Teagasc advisors are reporting excellent crops of winter barley and wheat around the country.

It has been estimated that the barley harvest will get underway within the next seven to 10 days in the Cork area, with the northeast and northwest following in about a fortnight’s time.

Crops of Joyau will be the first to be harvested; these would have been planted out at the tail end of last September.

Key points that have emerged on analysis of the 2020/21 growing season to date include the significant extremes of weather, in tandem with the quite low disease pressure that have impacted on crops of winter barley and winter wheat.

In addition, the potential for winter crops to produce high tonnages of straw is significant.

Winter crops sown in various locations

Teagasc advisor, Michael McCarthy is confirming that crops in the Cork were not exposed to the very hot, sunny weather that impacted on the rest of the country during the late June / early July period.

He said: “This might have slowed ripening down a small little bit. We started the year and it was atrociously wet. Then it became very cold, then it got dry and then it got very wet again. So really we got a bit of everything, from a weather-related perspective.

“Winter barley has great potential. There are bits of blind grains floating around the place. Early varieties, such as Valerie, might have eared out in May and, as a result, got caught by frost.

“There were Fusarium issues reported with Valerie closer to the coast.

“But for the most part, there is great potential in winter barley. What we lacked in terms of growth earlier in the season, we caught up later in the year as conditions improved,” McCarthy added.

According to Teagasc advisor, winter wheat crops in Cork are looking tremendously positive at the present time.

He commented: “There were some crops that are showing signs of septoria infection on the flag leaf. This is a spray timing-related issue.

“T1s were well timed. However T2 sprays went on a bit late because of the weather conditions. However, the dry weather over the past few weeks has acted to reduce the spread of septoria.

“As a result, the impact of the disease on final yields may be relatively small.”

Winter oats

McCarthy added that winter oats have good potential as well, although they account for a small area of the cereal acreage grown in Cork this year.

While septoria was an issue on wheat crops in the Cork area, yellow rust has been the disease of note in the midlands.

Michael McCarthy indicated that the fast emerging requirement for cereal growers to apply Integrated Pest Management (IPM) techniques, has highlighted the vulnerability of numerous cereal varieties.

“In Cork, it’s now obvious that we will have to call time on a number of varieties because they are so predisposed to septoria problems.
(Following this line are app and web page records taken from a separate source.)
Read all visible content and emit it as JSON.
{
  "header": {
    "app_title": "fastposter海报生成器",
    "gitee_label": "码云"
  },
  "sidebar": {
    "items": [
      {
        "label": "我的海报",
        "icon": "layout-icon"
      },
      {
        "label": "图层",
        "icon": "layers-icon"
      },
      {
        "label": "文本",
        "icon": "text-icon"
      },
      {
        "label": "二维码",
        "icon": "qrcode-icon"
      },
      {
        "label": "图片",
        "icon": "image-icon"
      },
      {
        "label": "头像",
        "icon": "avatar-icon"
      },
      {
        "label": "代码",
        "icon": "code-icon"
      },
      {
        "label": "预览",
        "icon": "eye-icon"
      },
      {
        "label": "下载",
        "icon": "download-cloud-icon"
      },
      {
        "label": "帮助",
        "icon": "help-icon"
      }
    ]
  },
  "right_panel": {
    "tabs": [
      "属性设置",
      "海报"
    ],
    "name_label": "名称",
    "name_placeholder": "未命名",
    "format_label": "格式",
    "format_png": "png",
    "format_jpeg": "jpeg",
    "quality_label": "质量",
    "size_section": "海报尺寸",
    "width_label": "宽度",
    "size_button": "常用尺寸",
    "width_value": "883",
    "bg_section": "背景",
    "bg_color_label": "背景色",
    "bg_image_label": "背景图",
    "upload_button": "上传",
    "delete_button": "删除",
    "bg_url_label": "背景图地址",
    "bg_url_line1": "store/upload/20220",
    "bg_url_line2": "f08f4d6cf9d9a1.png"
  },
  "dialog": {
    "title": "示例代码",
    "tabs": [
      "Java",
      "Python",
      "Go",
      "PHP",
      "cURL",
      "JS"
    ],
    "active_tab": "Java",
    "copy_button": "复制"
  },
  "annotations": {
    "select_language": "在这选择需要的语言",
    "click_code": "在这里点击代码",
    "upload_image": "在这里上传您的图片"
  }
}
And the same principle will hold in the midlands where yellow rust is such a problem,” he explained.

Donegal-based advisor, Martin McCullough, confirmed that winter crops are looking tremendously well in the northwest at the present time.

He said: “Wet weather diseases are normally the greatest challenge posed in this part of the world; but not so in 2021.

“Most crops went into the ground in fairly good conditions last autumn. They had a hard winter but improved a lot in the spring. We don’t have a huge issue with disease this year.

“Rhyncosporium, for example, was hardly an issue at all in winter barley crops. And where winter wheat is concerned, septoria has not given any great cause for concern,” he added.

“Yellow rust is a disease that we would rarely see in the north west. However, there was a rust-related problem reported with Bennington winter wheat.”

“But overall, crops are looking well; they have tremendous potential, winter oats included,” McCullough continued.

Mineral issues

Manganese and zinc-related issues have traditionally represented an important management challenge for growers in McCullough’s catchment area.

He said: “This year was no different. However, cereal growers are well used to dealing with these issues.

“The next few weeks will tell the real story; it’s all about getting the crops harvested safely.”

Co. Dublin Teagasc advisor Conor O’Callaghan is reporting that winter crops are all looking well in the northeast.

He explained: “There is great potential in crops of winter wheat. We had low levels of septoria throughout the growing season. In contrast, rust provided the greatest challenge for cereal growers this year.

“High levels of rust were noted in susceptible varieties, for example Bennington.

“Quite a lot of winter crops are still quite green. The weather that we have had over recent days may allow septoria to creep back in. We will have to see how this develops over the coming weeks.

“But, overall, wheat crops are looking well. Barley has filled relatively well. Ripening is now underway.

“There will be very little early winter barley cut in the northeast this year. But across the board, winter crops are looking well,” O’Callaghan concluded.